- How to complete this task
Your copy should match the records exactly, except that it contains no pictures.

(Stored items)
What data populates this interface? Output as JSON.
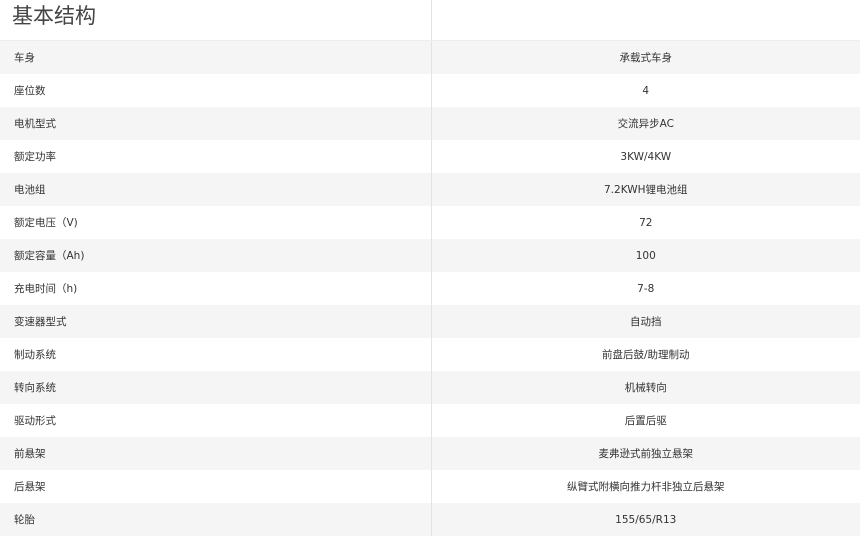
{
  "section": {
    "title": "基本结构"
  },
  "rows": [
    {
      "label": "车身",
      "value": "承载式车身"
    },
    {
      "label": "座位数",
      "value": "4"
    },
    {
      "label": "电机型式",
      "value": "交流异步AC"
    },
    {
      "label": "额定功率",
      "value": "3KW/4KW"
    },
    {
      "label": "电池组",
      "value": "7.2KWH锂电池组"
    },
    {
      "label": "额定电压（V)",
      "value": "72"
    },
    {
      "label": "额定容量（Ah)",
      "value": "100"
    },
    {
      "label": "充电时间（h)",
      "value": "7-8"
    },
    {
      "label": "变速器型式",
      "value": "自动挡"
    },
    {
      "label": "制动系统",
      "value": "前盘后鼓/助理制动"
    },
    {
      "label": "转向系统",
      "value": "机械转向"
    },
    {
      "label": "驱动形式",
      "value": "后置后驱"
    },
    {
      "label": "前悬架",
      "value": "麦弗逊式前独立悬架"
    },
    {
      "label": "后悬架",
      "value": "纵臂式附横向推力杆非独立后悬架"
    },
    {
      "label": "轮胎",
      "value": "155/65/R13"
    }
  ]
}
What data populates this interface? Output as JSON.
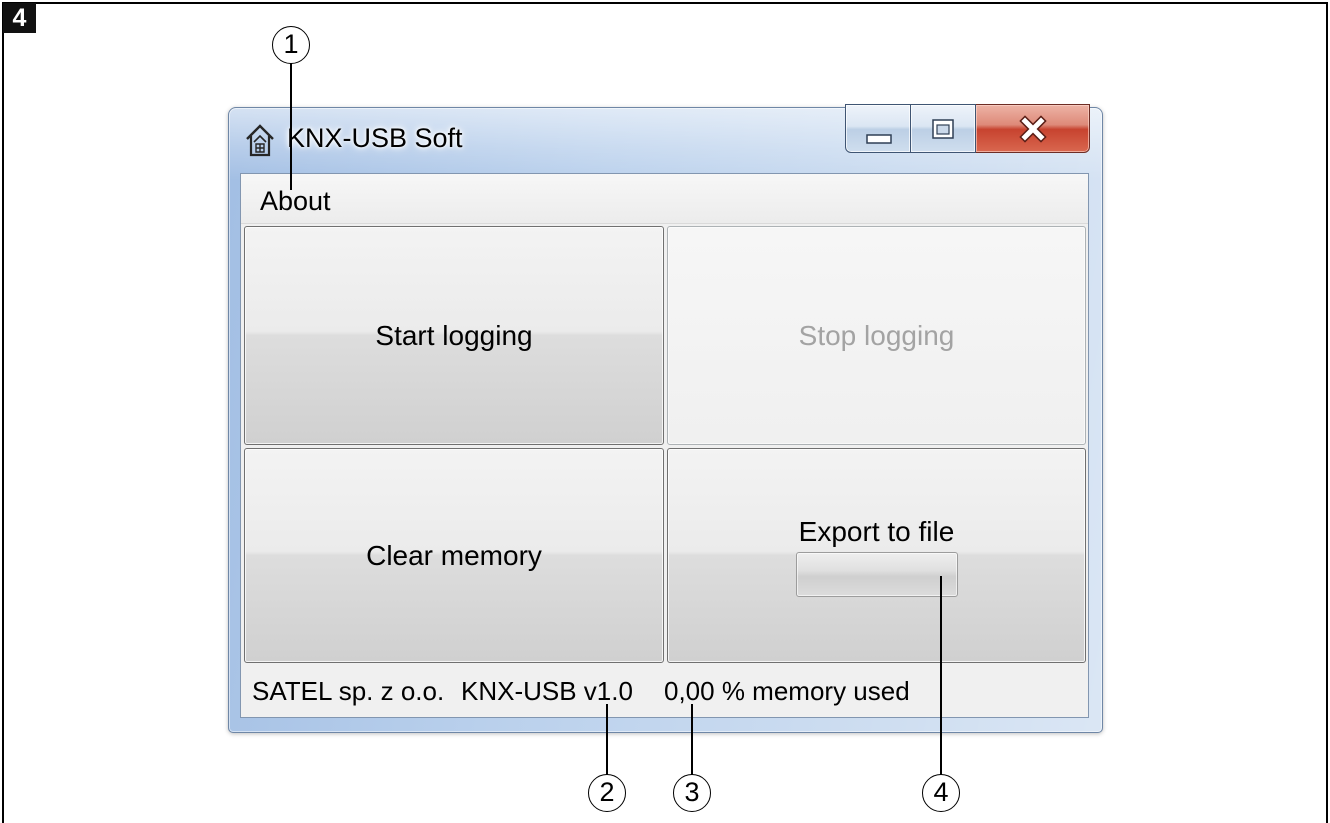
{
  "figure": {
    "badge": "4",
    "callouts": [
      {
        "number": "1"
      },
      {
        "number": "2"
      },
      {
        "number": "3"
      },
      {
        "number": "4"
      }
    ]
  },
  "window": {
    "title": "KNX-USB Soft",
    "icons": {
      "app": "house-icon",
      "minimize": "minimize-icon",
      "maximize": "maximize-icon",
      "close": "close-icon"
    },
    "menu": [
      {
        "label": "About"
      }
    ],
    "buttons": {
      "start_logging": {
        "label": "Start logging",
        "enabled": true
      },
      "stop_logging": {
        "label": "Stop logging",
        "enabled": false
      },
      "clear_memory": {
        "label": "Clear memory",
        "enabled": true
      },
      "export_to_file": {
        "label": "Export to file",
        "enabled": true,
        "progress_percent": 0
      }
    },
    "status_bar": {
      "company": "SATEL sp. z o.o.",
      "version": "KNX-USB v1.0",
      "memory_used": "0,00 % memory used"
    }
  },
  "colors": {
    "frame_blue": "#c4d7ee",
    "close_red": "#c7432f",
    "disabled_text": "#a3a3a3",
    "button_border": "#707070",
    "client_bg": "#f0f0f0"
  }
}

- Exercise response
What data populates this interface? Output as JSON.
{
  "section": {
    "title": "基本结构"
  },
  "rows": [
    {
      "label": "车身",
      "value": "承载式车身"
    },
    {
      "label": "座位数",
      "value": "4"
    },
    {
      "label": "电机型式",
      "value": "交流异步AC"
    },
    {
      "label": "额定功率",
      "value": "3KW/4KW"
    },
    {
      "label": "电池组",
      "value": "7.2KWH锂电池组"
    },
    {
      "label": "额定电压（V)",
      "value": "72"
    },
    {
      "label": "额定容量（Ah)",
      "value": "100"
    },
    {
      "label": "充电时间（h)",
      "value": "7-8"
    },
    {
      "label": "变速器型式",
      "value": "自动挡"
    },
    {
      "label": "制动系统",
      "value": "前盘后鼓/助理制动"
    },
    {
      "label": "转向系统",
      "value": "机械转向"
    },
    {
      "label": "驱动形式",
      "value": "后置后驱"
    },
    {
      "label": "前悬架",
      "value": "麦弗逊式前独立悬架"
    },
    {
      "label": "后悬架",
      "value": "纵臂式附横向推力杆非独立后悬架"
    },
    {
      "label": "轮胎",
      "value": "155/65/R13"
    }
  ]
}
What data populates this interface? Output as JSON.
{
  "figure": {
    "badge": "4",
    "callouts": [
      {
        "number": "1"
      },
      {
        "number": "2"
      },
      {
        "number": "3"
      },
      {
        "number": "4"
      }
    ]
  },
  "window": {
    "title": "KNX-USB Soft",
    "icons": {
      "app": "house-icon",
      "minimize": "minimize-icon",
      "maximize": "maximize-icon",
      "close": "close-icon"
    },
    "menu": [
      {
        "label": "About"
      }
    ],
    "buttons": {
      "start_logging": {
        "label": "Start logging",
        "enabled": true
      },
      "stop_logging": {
        "label": "Stop logging",
        "enabled": false
      },
      "clear_memory": {
        "label": "Clear memory",
        "enabled": true
      },
      "export_to_file": {
        "label": "Export to file",
        "enabled": true,
        "progress_percent": 0
      }
    },
    "status_bar": {
      "company": "SATEL sp. z o.o.",
      "version": "KNX-USB v1.0",
      "memory_used": "0,00 % memory used"
    }
  },
  "colors": {
    "frame_blue": "#c4d7ee",
    "close_red": "#c7432f",
    "disabled_text": "#a3a3a3",
    "button_border": "#707070",
    "client_bg": "#f0f0f0"
  }
}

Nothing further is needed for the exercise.